Is this the elixir for IP law?
A dispute over an anti-age skin serum called “Elixir” has resulted in a finding of passing off and copyright infringement, but claims for malicious falsehood and causing loss by unlawful means have been dismissed in the IPEC.
The case was brought Your Naturally Naturally Yours Limited (YNNY), a company owned by Georgina Tang, against Kate McIver Skin Limited (KMS) and Christopher McIver. The defendant company was set up by Kate McIver, who died in 2019. Mr McIver is her surviving husband and the representative of her estate.
The relationship between the two women was complex and the description of it accounts for about half of His Honour Judge Hacon’s judgment. In summary, Ms Tang started to sell Elixir in 2015. Ms McIver (who had been receiving chemotherapy for cancer) was a customer and became a re-seller of the serum, subsequently selling it under her own brand name.
In 2018, Ms McIver falsely began to claim that she had created the serum. Later that year, she placed an order for the serum with a third party, with added ingredients to enhance it. She promoted this in media appearances and with celebrity endorsements. A further reformulation of the serum was sold under the names “Kate McIver” and “Secret Weapon” but without “Elixir”.
HHJ Hacon found that goodwill was associated in the public mind with the trade name “Elixir”. He also found that from June 2018 until March 2019, and even after, Ms McIver repeatedly misrepresented that she had created the Elixir serum:
“Ms McIver's express representation was that she was the creator of the Elixir serum. By inevitable implication, she also made the further representation that she was the creator of the Elixir serum sold by anyone else, including Ms Tang. Both the express and the implied representation were false.”

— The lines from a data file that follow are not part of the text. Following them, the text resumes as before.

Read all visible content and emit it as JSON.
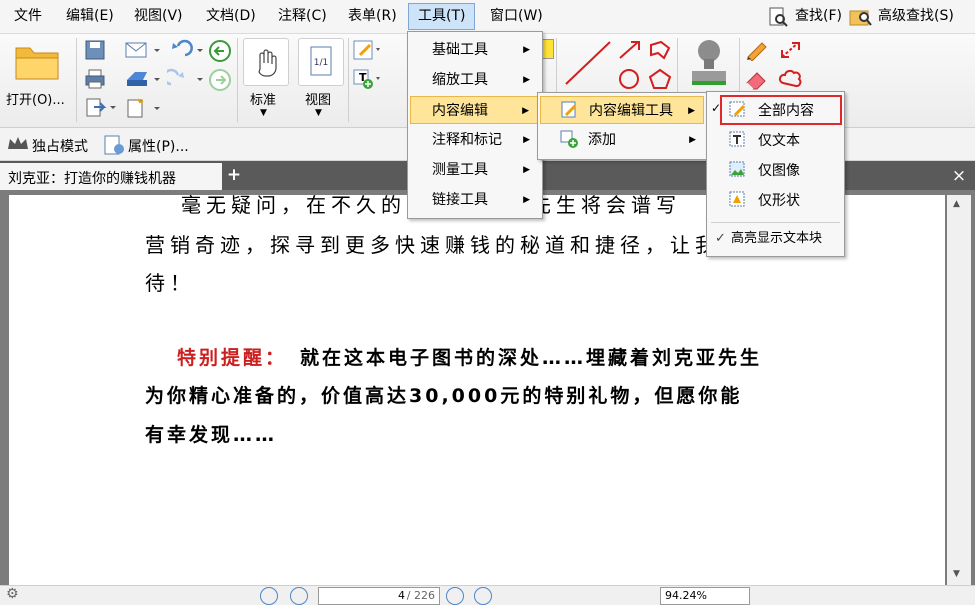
{
  "menubar": {
    "items": [
      "文件",
      "编辑(E)",
      "视图(V)",
      "文档(D)",
      "注释(C)",
      "表单(R)",
      "工具(T)",
      "窗口(W)"
    ],
    "search_label": "查找(F)",
    "advanced_search_label": "高级查找(S)"
  },
  "ribbon": {
    "open_label": "打开(O)...",
    "hand_label": "标准",
    "view_label": "视图",
    "page_icon_text": "1/1",
    "insert_icon_text": "T"
  },
  "modebar": {
    "exclusive_label": "独占模式",
    "properties_label": "属性(P)..."
  },
  "tab": {
    "title": "刘克亚：打造你的赚钱机器",
    "add_label": "+",
    "close_label": "×"
  },
  "document": {
    "line1": "毫无疑问，在不久的　　　　亚先生将会谱写",
    "line2": "营销奇迹，探寻到更多快速赚钱的秘道和捷径，让我",
    "line3": "待！",
    "highlight_label": "特别提醒：",
    "bold_line1": "就在这本电子图书的深处……埋藏着刘克亚先生",
    "bold_line2": "为你精心准备的，价值高达30,000元的特别礼物，但愿你能",
    "bold_line3": "有幸发现……"
  },
  "tools_menu": {
    "items": [
      "基础工具",
      "缩放工具",
      "内容编辑",
      "注释和标记",
      "测量工具",
      "链接工具"
    ]
  },
  "content_edit_menu": {
    "items": [
      "内容编辑工具",
      "添加"
    ]
  },
  "content_tools_menu": {
    "items": [
      "全部内容",
      "仅文本",
      "仅图像",
      "仅形状"
    ],
    "highlight_toggle": "高亮显示文本块",
    "check_mark": "✓"
  },
  "statusbar": {
    "page_value": "4",
    "page_total": "/ 226",
    "zoom_value": "94.24%"
  },
  "colors": {
    "accent_red": "#cc1f1f",
    "menu_highlight": "#ffe59a",
    "selection_box": "#e0282a"
  }
}
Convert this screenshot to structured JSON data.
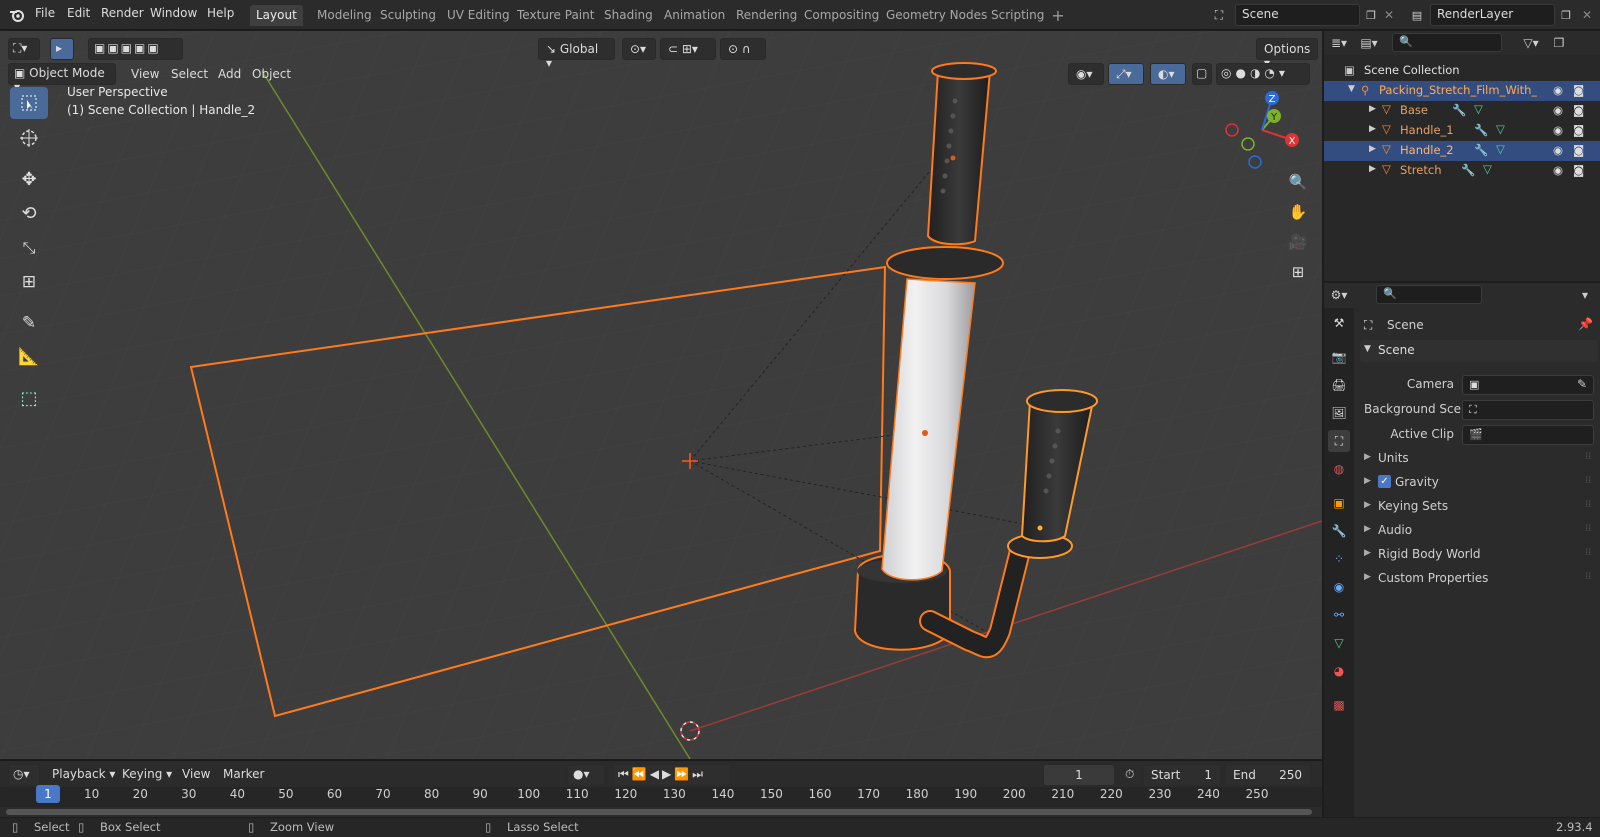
{
  "menu": {
    "items": [
      "File",
      "Edit",
      "Render",
      "Window",
      "Help"
    ]
  },
  "workspaces": [
    "Layout",
    "Modeling",
    "Sculpting",
    "UV Editing",
    "Texture Paint",
    "Shading",
    "Animation",
    "Rendering",
    "Compositing",
    "Geometry Nodes",
    "Scripting"
  ],
  "scene_field": "Scene",
  "renderlayer_field": "RenderLayer",
  "viewport": {
    "mode": "Object Mode",
    "menus": [
      "View",
      "Select",
      "Add",
      "Object"
    ],
    "transform_orientation": "Global",
    "options_label": "Options",
    "info_line1": "User Perspective",
    "info_line2": "(1) Scene Collection | Handle_2",
    "gizmo_axes": {
      "x": "X",
      "y": "Y",
      "z": "Z"
    }
  },
  "outliner": {
    "root": "Scene Collection",
    "collection": "Packing_Stretch_Film_With_[",
    "objects": [
      "Base",
      "Handle_1",
      "Handle_2",
      "Stretch"
    ],
    "selected_index": 2
  },
  "properties": {
    "header": "Scene",
    "panel": "Scene",
    "fields": [
      {
        "label": "Camera"
      },
      {
        "label": "Background Sce..."
      },
      {
        "label": "Active Clip"
      }
    ],
    "collapsed": [
      "Units",
      "Gravity",
      "Keying Sets",
      "Audio",
      "Rigid Body World",
      "Custom Properties"
    ],
    "gravity_checked": true
  },
  "timeline": {
    "menus": [
      "Playback",
      "Keying",
      "View",
      "Marker"
    ],
    "current_frame": "1",
    "start_label": "Start",
    "start": "1",
    "end_label": "End",
    "end": "250",
    "ruler": [
      "1",
      "10",
      "20",
      "30",
      "40",
      "50",
      "60",
      "70",
      "80",
      "90",
      "100",
      "110",
      "120",
      "130",
      "140",
      "150",
      "160",
      "170",
      "180",
      "190",
      "200",
      "210",
      "220",
      "230",
      "240",
      "250"
    ]
  },
  "status": {
    "select": "Select",
    "box_select": "Box Select",
    "zoom_view": "Zoom View",
    "lasso_select": "Lasso Select",
    "version": "2.93.4"
  },
  "colors": {
    "selection_orange": "#ff7a1c",
    "active_blue": "#4a6b9a",
    "outliner_select": "#334d80"
  }
}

The judge said that, contrary to the defence’s arguments, there was no agreement between the two women allowing Ms McIver to claim she had created the Elixir serum.
Turning to damage, he found that no loss of sales was proved but there was damage to the reputation of Elixir, a risk of this recurring and of loss of the distinctiveness of the Elixir brand name:
“Continued branding by KMS of its product as ‘original’, which suggests that it is a return to the first formulation of Ms McIver’s Elixir product, is likely to leave YNNY still exposed, at least to some degree, to quality issues in respect of KMS’s product. Further, the misrepresentation up to the present and the possibility of continuing misrepresentation risks rendering Elixir as the name of a generic type of skin serum.”
Passing off was therefore proved.
The claim for malicious falsehood failed as there was no evidence that YNNY had suffered any pecuniary loss. YNNY had also not established intention on the part of Ms McIver to cause loss, meaning that the causing loss by unlawful means claim failed.
The copyright claim concerned marketing text that Ms McIver copied from Ms Tang. This was freely supplied by Ms Tang up to November 2018, meaning there was a bare licence. But any use after that date would be infringing.
What does this mean?
The judgment is a reminder that the law of passing off can be a powerful weapon, especially in circumstances where there are no registered IP rights on which to base a claim. However, it is essential to prove the three requirements of goodwill, misrepresentation and damage – something the claimant achieved in this case.
Please contact us if you would like to know more about how to bring actions based on unregistered rights.
To find out more about the issues raised in this blog contact Rosie Burbidge, Intellectual Property Partner at Gunnercooke LLP in London - email@example.com